The meeting of the Literary Society was just about to get underway when the young man sitting next to me stood up and socked me in the face. The impact knocked my glasses across my nose and stung my cheek. He finished pulling off his jacket and sat back down next to me. I rearranged my glasses on the bridge of my nose and thought, Aha!
Over the next hour, I paid no attention to what was happening at the podium. Instead I zeroed in on the vibrations from the fellow’s bouncing knee beside me. He shifted his posture continuously throughout the presentation. Every fifteen seconds or so he cleared his throat with a sort of guttural growl. With each new quirk I grew to like him more and more. He was so much like my own son.
The face of autism is changing. 500,000 children who fit somewhere along the autism spectrum today will become adults in the next decade. There was a time when my fragile little boy fit into the bend of my knee and I believed he would always be safe there. During those years, hard-wired to protect him, my husband and I, and often David’s two older brothers, stepped in as his champions. But that child is no longer a child. My David is one of many young Americans who have come of age in the Age of Autism, and it’s time to change the conversation.
We must turn the wheel beyond blessing and blaming, causes and cures to the very “right now” of creating opportunities for a decent quality of life for these young adults — because young adults with autism are entitled to private lives just like you and me. Of course, independence involves the dignity of risk. And that means letting go. It hasn’t been easy but I have found failure has been a great and empowering lesson in my son’s life. Especially when it comes with a “do-over.” And who among us parents doesn’t want to be able to say to our adult children, “Go lead your own life.”? In a perfect world, it’s the natural order of things. But I have never met anyone who lives in a perfect world.
Moving forward, the greatest obstacle the autism community faces is apathy. The best way to counter this is education of the general public. That means autism awareness not only in the schools, but also in the job market, the housing industry, the health system, the courts, and quite certainly the police force. But it also means making room for the autistic worker in the cubicle beside your own. You know who I mean. The quirky employee who jostles your arm and spills your coffee, then walks on by. Jot this down: a sense of humor helps unruffle everybody’s feathers.

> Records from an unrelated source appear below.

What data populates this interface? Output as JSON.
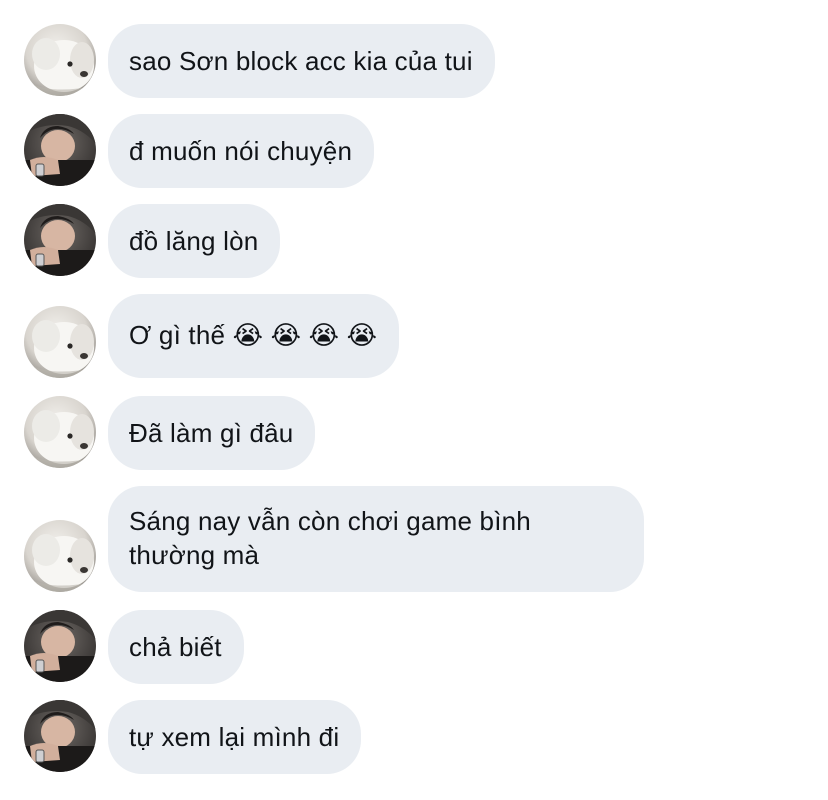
{
  "conversation": {
    "messages": [
      {
        "sender": "dog",
        "text": "sao Sơn block acc kia của tui"
      },
      {
        "sender": "man",
        "text": "đ muốn nói chuyện"
      },
      {
        "sender": "man",
        "text": "đồ lăng lòn"
      },
      {
        "sender": "dog",
        "text": "Ơ gì thế 😭 😭 😭 😭"
      },
      {
        "sender": "dog",
        "text": "Đã làm gì đâu"
      },
      {
        "sender": "dog",
        "text": "Sáng nay vẫn còn chơi game bình thường mà"
      },
      {
        "sender": "man",
        "text": "chả biết"
      },
      {
        "sender": "man",
        "text": "tự xem lại mình đi"
      }
    ]
  },
  "colors": {
    "bubble_background": "#e9edf2",
    "text": "#111418",
    "background": "#ffffff"
  }
}
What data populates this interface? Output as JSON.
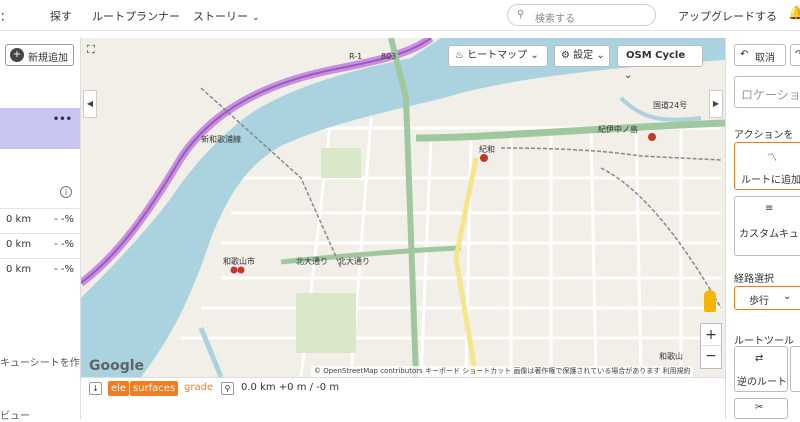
{
  "topnav": {
    "menu_label": "：",
    "explore": "探す",
    "planner": "ルートプランナー",
    "stories": "ストーリー",
    "search_placeholder": "検索する",
    "upgrade": "アップグレードする"
  },
  "left": {
    "add_new": "新規追加",
    "more": "•••",
    "info": "i",
    "stats": [
      {
        "km": "0 km",
        "pct": "- -%"
      },
      {
        "km": "0 km",
        "pct": "- -%"
      },
      {
        "km": "0 km",
        "pct": "- -%"
      }
    ],
    "cue_sheet": "キューシートを作",
    "review": "ビュー"
  },
  "map": {
    "heatmap": "ヒートマップ",
    "settings": "設定",
    "layer": "OSM Cycle",
    "labels": {
      "kiwa": "紀和",
      "kinokawa": "紀伊中ノ島",
      "wakayama_city": "和歌山市",
      "kitaodori": "北大通り",
      "kitaodori2": "北大通り",
      "r803": "803",
      "r1": "R-1",
      "wakayama": "和歌山",
      "kokudo24": "国道24号",
      "shinwakayama": "新和歌浦線",
      "google": "Google",
      "attribution": "© OpenStreetMap contributors   キーボード ショートカット   画像は著作権で保護されている場合があります   利用規約"
    }
  },
  "elevation": {
    "tag_ele": "ele",
    "tag_surfaces": "surfaces",
    "grade": "grade",
    "summary": "0.0 km +0 m / -0 m"
  },
  "right": {
    "cancel": "取消",
    "location_placeholder": "ロケーショ",
    "actions_title": "アクションをク",
    "add_to_route": "ルートに追加",
    "custom_cue": "カスタムキュー",
    "path_title": "経路選択",
    "mode": "歩行",
    "tools_title": "ルートツール",
    "reverse": "逆のルート"
  }
}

Let me tell you a little more about my David. He is a fine looking six-footer with a five o’clock shadow and distant brown eyes. At 24, he has “aged-out” of the special education system, an inevitability that we gave shockingly little thought to while battling school policies and school bullies — the quotidian conflicts parents of autistic children spend so much energy on. Wow. It all seemed so important at the time.
But now, after all those exhausting years, our known opponents have disappeared, only to be replaced by the devils we don’t know. But what we learned was that we should have kept our son in public school and our money in our wallet because we are going to need it for what happens next. Because what happens next is the rest of David’s life.
I haven’t provided you with a solution here because, as members of my tribe are quick to point out, if you’ve met one autistic child, well, then you’ve met one autistic child. Of course, early intervention is key, but there really is no best way for a particular person on the autism spectrum to live his or her life.
Still, you might want to tuck this thought away: Your loved one’s life is about all of the choices you will make together and not just the early ones. Whether it’s protecting him from an unscrupulous school bully or fighting for the right to competitive employment, the choices he makes going forward will create the map to a life he must one day call his own.
Roots and wings, folks. It’s the best we can do.
Photos by Katri Niemi and Looking Glass